Hispanic activists that John Kerry
can win the election if he has the votes of at least
two-thirds of the 3 million new Hispanic voters
registered since the last election. [McAuliffe:
Hispanics hold White House key,
May 16, 2004,
Associated Press]

In 2000, Al Gore won 65 percent or
so of the

Hispanic vote nationally
, so if Mr. Kerry can keep
that percentage, he`ll win. There`s no reason he
shouldn`t be able to keep it, and there are several
reasons why Mr. Bush won`t.

Moreover, the new voters happen to
be

concentrated
in what used to be Republican
strongholds—southwestern states like

Arizona,


Nevada
, and

New Mexico
. They are all small states with few
electoral votes, (a total of only 17 for the three just
mentioned), but critical in a close election. Mr. Bush
carried two of the above states in 2000 and won the
election by only five electoral votes.

If the

rising Hispanic tide
votes for his adversary this
year in those states, there will be a new president—even
if the old one does win Florida.

Speaking of Florida, Mr. Bush does
better among

Hispanics there
—mainly because the largest single
bloc of Hispanics in the Sunshine State are

anti-communist
and

economically successful Cubans
who like Republicans.
A recent poll conducted by a

Democratic-leaning
polling firm, Sergio Bendixen and
Associates, shows that while Mr. Kerry is leading among
Hispanic voters in the three key southwestern states,
Mr. Bush leads among Hispanics in Florida—but not with
all of them.

As News Max reported, quoting a
research analyst at the polling firm,

"The
Cubans

born in Cuba
are supporting Mr. Bush with 80 percent
of the vote, and 12 percent for John Kerry.

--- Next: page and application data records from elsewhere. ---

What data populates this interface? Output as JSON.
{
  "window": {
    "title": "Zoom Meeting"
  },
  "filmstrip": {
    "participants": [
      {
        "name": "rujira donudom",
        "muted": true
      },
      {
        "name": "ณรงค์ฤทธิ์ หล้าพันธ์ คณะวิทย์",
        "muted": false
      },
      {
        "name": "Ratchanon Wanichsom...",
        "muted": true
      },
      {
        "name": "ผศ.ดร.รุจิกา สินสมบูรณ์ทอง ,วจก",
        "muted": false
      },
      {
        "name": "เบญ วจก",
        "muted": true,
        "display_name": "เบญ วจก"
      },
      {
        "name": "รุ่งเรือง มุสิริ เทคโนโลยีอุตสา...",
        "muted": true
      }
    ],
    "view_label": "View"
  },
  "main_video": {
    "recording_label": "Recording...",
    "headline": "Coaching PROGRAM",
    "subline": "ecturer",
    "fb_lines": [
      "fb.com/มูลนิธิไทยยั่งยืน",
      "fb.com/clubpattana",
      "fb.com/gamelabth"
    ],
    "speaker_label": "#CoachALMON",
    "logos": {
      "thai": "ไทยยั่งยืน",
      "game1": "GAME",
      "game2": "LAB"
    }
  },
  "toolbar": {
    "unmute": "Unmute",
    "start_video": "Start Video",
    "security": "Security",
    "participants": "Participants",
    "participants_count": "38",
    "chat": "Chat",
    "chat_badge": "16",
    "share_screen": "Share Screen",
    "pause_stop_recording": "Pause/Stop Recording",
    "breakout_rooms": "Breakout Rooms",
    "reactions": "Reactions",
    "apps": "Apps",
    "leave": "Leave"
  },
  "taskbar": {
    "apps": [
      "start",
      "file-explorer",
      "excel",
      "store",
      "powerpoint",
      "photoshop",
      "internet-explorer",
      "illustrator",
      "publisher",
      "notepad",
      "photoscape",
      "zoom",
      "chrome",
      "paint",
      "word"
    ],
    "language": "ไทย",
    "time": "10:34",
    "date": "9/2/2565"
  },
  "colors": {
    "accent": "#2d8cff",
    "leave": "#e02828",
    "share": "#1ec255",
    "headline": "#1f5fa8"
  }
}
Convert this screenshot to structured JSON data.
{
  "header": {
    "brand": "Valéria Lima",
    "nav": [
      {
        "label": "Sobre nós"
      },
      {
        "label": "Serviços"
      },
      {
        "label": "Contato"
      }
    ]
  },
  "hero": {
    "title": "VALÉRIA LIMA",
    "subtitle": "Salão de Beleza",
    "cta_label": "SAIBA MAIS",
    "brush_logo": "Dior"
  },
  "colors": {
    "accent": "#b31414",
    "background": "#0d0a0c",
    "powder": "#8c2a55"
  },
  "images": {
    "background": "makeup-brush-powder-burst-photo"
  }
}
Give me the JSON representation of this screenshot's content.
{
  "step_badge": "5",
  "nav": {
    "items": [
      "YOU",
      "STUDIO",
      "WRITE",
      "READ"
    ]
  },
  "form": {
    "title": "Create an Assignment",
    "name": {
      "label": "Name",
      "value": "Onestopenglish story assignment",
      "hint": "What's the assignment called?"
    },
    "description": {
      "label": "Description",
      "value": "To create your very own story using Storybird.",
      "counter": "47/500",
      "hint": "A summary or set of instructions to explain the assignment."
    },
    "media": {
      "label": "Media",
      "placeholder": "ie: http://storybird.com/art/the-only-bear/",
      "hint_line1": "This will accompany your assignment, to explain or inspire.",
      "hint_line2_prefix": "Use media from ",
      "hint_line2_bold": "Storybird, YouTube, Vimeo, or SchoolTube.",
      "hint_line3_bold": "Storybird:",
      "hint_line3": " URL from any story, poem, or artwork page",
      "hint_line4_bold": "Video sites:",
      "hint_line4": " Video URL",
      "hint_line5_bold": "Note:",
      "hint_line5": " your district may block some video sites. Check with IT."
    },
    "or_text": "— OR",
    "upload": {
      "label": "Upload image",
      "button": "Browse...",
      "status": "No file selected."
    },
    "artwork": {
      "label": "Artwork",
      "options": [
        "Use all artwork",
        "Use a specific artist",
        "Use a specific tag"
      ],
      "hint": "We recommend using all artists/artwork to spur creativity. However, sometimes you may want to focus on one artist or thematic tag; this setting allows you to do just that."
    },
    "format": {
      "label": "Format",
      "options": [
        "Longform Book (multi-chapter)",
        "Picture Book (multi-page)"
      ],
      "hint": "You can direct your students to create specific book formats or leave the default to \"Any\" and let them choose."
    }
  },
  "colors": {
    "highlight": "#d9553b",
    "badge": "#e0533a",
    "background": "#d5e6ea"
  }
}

The U.S.
born [Cubans] are supporting Mr. Kerry with 54 percent,
and only 33 percent for the president."
[Poll:
Bush`s Surprising Latino Draw
,
May 21, 2004]

In other words, Cubans who
actually experienced communism and who are probably
older,

better off and whiter
, prefer the Republican.
Younger Cubans are more like other Hispanics and prefer
the Democrat.

This trend does not augur well for
Republican command of the Cuban vote—or of the state of
Florida—for the future.

In 2000, Mr. Bush won only a

third of the Hispanic vote nationally
, and he won
that many only because he barely won 50 percent of the
Florida Hispanic vote to Mr. Gore`s 48 percent, and he
won that mainly because Cuban-American voters were angry
with the Democrat over

the Clinton administration`s
policy toward

Elian Gonzalez.

In 1996, Mr. Clinton did unusually
well among Cuban voters in Florida, so they`re a bit
more in play than Republicans and their propagandists
like to think.

The Achilles heel of the Hispanic
vote, for Democrats at least, is that they often

don`t vote
at all. As an official at the DNC told
the Associated Press recently, in California, 3.4
million Hispanics were eligible to vote in California in
2000, but only 1.5 million did—less than half.

Obviously, if it`s in the interest
of the Democrats to get these voters to the polls, it`s
in the interest of the

Republicans
to keep them away and issue their main
appeal to the

white voters
who are the GOP base.

One difference between the two
parties is that the Democrats learn the obvious
lesson—which is why they push voter registration efforts
for Hispanics—and the Republicans don`t.

Despite the clear pattern over time
that Hispanics support the Democrats and its repetition
every election year, the Republicans cling to the hope
that next year they`ll win Hispanics.

That gives them a plausible excuse
for refusing to control immigration, on the

claim
that doing so would

alienate Hispanics.

Sooner or later even the
Republicans may wake up to the reality that if they do
not start controlling immigration soon, they and
whatever remains of what they purport to believe in will
be swamped by their Democratic rivals riding the

rising Hispanic tide
.

COPYRIGHT

CREATORS SYNDICATE, INC.

[Sam Francis [email
him] is a nationally syndicated columnist. A selection
of his columns,

America Extinguished: Mass Immigration And The
Disintegration Of American Culture
, is now available
from

Americans For Immigration Control.

Click here
for Sam Francis` website. Click

here
to orderhis monograph
,
Ethnopolitics: Immigration, Race, and the American
Political Future and
here for
Glynn Custred`s review.
]